**EXERCISE DETAILS:** Scan the entries below. Return every line that includes "this".
--------------------------------------------------
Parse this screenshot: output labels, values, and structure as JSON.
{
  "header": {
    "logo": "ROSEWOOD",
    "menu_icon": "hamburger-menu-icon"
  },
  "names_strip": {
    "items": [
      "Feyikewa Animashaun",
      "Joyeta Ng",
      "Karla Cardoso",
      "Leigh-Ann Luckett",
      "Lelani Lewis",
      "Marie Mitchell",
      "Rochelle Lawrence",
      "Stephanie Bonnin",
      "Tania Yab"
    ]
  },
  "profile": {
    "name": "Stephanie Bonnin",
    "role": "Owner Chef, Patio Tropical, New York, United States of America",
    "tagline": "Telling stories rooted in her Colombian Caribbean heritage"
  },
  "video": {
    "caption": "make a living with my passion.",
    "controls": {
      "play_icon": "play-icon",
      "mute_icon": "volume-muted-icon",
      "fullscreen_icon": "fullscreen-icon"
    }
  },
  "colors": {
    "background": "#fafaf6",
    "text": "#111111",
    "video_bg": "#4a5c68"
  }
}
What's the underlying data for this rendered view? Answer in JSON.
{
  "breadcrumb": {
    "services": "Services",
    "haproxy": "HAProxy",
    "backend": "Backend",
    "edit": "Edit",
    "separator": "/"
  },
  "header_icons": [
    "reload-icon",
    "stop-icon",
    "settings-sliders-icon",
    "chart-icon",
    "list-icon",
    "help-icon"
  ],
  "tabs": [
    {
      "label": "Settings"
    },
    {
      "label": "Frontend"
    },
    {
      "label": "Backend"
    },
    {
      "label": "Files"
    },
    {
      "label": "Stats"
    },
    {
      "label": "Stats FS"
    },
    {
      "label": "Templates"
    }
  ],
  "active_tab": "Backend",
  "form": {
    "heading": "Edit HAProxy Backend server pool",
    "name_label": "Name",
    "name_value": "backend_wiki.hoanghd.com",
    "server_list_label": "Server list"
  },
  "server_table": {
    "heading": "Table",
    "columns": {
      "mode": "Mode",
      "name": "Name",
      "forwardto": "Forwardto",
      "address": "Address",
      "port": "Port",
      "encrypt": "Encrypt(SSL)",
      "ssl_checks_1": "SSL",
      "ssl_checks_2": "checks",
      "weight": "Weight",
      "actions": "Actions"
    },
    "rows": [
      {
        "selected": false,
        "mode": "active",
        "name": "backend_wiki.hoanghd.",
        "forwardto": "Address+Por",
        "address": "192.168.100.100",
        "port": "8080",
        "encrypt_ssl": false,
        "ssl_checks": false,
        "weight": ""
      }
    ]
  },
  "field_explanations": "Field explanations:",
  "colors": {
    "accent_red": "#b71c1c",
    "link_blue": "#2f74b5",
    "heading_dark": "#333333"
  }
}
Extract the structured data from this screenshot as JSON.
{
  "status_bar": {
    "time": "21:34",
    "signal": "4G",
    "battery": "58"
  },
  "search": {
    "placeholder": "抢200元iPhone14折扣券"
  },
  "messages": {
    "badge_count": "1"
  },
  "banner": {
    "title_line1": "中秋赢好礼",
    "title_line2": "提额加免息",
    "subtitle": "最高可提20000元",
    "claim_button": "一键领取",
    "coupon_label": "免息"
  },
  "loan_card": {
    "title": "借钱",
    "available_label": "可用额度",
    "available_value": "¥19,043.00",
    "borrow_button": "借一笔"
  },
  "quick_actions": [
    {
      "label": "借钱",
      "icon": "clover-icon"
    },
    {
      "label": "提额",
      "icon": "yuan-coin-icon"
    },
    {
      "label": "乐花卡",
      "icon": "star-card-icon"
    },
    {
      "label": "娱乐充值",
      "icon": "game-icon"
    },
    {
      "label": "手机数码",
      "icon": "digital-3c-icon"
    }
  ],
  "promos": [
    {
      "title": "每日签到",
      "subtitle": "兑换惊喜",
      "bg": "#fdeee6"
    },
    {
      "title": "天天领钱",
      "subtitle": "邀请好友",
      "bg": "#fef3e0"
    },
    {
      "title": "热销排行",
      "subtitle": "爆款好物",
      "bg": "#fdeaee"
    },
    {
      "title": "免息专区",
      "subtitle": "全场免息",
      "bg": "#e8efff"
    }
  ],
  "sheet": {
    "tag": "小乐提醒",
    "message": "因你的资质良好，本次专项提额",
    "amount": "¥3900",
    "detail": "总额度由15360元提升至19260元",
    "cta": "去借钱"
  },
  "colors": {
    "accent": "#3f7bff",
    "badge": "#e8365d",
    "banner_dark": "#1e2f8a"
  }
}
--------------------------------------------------
**WRITTEN RESPONSE:**
Parse this screenshot: output labels, values, and structure as JSON.
What's the underlying data for this rendered view? Answer in JSON.
Extract the structured data from this screenshot as JSON.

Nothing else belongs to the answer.